:: Instructions for the task ::
Search the listing below for the string "data", then copy every line it appears in.
Top of Material provided
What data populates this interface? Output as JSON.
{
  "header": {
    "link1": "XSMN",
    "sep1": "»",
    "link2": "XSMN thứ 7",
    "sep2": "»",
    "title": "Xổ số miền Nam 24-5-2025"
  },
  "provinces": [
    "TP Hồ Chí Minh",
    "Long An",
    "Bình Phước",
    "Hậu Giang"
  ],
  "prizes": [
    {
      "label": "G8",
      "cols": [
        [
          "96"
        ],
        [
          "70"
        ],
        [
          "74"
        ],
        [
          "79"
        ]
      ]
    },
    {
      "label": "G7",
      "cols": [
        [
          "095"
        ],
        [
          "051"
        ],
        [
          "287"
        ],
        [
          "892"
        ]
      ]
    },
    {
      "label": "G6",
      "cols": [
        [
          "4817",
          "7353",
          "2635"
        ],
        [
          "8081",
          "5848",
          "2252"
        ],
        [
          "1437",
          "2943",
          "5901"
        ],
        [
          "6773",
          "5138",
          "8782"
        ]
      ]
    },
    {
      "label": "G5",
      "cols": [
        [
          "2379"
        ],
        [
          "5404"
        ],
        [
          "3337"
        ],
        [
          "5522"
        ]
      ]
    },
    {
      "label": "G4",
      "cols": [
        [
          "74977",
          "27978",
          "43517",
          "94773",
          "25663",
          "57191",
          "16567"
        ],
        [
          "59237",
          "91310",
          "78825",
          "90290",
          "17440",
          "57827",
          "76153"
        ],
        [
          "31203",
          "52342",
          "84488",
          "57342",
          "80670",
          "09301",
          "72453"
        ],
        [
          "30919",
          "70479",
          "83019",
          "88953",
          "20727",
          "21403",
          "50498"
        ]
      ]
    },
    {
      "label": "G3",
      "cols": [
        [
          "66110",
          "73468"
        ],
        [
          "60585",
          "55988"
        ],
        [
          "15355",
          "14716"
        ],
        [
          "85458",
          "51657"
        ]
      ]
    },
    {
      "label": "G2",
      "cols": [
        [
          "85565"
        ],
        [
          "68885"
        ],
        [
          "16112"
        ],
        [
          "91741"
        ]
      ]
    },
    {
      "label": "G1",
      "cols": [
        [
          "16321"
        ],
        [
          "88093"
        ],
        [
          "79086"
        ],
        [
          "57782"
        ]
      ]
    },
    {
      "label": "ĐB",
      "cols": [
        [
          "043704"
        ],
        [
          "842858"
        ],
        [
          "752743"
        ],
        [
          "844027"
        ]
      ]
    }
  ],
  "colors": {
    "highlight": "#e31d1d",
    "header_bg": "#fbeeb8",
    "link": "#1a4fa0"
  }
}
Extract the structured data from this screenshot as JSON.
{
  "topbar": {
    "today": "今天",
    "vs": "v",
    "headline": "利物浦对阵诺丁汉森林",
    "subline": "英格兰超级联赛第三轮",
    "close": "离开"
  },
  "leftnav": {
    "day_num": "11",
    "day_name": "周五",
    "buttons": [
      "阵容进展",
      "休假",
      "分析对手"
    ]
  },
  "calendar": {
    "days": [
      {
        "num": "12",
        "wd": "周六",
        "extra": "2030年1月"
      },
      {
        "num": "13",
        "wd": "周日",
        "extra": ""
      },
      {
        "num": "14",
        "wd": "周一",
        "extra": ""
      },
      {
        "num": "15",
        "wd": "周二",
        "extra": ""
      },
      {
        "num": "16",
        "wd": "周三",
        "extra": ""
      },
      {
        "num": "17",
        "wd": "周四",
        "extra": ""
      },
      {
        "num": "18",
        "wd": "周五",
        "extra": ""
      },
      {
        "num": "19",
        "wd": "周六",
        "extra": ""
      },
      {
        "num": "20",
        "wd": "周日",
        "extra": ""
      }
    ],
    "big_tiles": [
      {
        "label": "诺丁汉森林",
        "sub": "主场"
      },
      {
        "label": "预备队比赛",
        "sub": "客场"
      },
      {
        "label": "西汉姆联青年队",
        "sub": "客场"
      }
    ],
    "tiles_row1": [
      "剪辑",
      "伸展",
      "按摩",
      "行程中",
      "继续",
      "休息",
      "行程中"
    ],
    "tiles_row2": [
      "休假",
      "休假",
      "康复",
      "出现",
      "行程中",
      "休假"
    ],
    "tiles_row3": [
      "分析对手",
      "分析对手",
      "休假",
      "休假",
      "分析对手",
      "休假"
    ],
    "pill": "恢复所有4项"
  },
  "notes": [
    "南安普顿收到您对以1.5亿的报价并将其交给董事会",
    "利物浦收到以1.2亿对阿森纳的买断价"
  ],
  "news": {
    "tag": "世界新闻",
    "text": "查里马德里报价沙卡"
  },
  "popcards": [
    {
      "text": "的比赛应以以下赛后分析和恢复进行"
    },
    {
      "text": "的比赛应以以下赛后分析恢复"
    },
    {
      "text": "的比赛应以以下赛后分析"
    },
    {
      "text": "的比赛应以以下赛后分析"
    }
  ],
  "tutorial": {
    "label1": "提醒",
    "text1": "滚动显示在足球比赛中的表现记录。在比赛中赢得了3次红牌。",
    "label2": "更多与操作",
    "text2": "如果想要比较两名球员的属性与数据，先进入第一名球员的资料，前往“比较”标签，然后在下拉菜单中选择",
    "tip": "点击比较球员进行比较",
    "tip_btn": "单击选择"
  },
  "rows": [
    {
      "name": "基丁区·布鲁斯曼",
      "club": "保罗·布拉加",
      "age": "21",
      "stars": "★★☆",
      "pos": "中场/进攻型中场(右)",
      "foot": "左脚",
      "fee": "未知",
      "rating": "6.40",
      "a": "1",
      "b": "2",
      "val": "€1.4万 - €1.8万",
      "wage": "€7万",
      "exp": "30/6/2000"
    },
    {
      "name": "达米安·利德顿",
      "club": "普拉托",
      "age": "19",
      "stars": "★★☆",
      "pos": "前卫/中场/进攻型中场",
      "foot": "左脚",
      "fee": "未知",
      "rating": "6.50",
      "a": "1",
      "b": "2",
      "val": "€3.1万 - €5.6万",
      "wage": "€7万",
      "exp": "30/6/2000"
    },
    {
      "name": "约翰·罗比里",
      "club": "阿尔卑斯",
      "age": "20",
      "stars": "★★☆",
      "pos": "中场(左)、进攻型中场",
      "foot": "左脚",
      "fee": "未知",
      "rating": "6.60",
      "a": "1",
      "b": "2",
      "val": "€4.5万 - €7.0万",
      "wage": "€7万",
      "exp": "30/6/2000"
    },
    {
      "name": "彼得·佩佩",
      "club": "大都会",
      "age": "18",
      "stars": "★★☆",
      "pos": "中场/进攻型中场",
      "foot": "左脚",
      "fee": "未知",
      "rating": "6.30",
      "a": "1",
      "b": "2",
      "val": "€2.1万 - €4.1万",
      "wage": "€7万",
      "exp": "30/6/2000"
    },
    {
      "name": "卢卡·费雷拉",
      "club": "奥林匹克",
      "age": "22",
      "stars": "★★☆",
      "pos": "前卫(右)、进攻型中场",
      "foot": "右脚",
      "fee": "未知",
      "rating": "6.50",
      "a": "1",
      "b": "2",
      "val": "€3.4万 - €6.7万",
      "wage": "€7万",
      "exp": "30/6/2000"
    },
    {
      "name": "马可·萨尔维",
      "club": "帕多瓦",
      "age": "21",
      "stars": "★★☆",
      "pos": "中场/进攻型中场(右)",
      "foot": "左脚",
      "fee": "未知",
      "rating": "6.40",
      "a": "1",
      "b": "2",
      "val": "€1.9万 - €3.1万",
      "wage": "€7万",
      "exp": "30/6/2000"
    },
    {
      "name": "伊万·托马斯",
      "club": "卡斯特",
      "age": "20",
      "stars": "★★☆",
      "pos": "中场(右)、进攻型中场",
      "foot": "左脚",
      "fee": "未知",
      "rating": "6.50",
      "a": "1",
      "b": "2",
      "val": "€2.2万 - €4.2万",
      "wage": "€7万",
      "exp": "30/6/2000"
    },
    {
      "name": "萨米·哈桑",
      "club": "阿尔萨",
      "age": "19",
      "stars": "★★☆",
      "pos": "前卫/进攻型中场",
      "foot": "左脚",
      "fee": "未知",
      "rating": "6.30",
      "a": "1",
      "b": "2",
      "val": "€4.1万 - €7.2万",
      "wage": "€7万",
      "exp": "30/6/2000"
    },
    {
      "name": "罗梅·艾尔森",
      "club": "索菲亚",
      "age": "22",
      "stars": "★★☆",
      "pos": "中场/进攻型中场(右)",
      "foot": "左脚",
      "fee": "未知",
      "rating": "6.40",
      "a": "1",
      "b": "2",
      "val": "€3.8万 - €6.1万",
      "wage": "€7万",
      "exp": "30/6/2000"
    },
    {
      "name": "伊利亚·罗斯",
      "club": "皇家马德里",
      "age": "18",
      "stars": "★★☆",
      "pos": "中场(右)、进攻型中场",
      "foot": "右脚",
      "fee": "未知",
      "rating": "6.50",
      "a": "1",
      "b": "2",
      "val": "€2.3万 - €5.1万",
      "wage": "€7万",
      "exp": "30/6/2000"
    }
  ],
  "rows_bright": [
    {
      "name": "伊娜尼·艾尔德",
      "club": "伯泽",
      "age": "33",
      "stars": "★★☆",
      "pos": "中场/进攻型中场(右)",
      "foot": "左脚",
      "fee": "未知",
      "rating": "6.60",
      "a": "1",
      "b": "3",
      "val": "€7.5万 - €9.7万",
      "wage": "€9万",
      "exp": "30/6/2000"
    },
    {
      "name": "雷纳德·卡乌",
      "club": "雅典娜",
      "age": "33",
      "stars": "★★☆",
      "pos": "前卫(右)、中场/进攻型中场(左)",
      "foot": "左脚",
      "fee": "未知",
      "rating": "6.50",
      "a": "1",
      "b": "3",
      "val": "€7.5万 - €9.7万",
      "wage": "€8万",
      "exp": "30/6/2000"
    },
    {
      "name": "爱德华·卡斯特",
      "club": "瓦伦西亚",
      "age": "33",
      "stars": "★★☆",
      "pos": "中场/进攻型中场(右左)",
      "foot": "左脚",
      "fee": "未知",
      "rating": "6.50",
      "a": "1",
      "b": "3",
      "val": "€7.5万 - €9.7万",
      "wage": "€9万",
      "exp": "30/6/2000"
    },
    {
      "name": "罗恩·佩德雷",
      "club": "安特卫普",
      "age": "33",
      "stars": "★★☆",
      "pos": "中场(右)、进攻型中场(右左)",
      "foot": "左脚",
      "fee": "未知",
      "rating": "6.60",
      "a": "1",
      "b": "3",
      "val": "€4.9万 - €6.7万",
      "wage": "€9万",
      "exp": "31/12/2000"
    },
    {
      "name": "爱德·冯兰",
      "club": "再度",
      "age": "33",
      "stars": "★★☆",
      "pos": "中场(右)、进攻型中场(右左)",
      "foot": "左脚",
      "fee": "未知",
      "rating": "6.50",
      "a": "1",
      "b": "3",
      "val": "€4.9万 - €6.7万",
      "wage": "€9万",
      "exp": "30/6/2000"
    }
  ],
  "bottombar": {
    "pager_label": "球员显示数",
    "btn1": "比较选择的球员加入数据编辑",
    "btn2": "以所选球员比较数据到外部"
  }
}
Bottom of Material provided
:: Response area ::
What data populates this interface? Output as JSON.
Extract the structured data from this screenshot as JSON.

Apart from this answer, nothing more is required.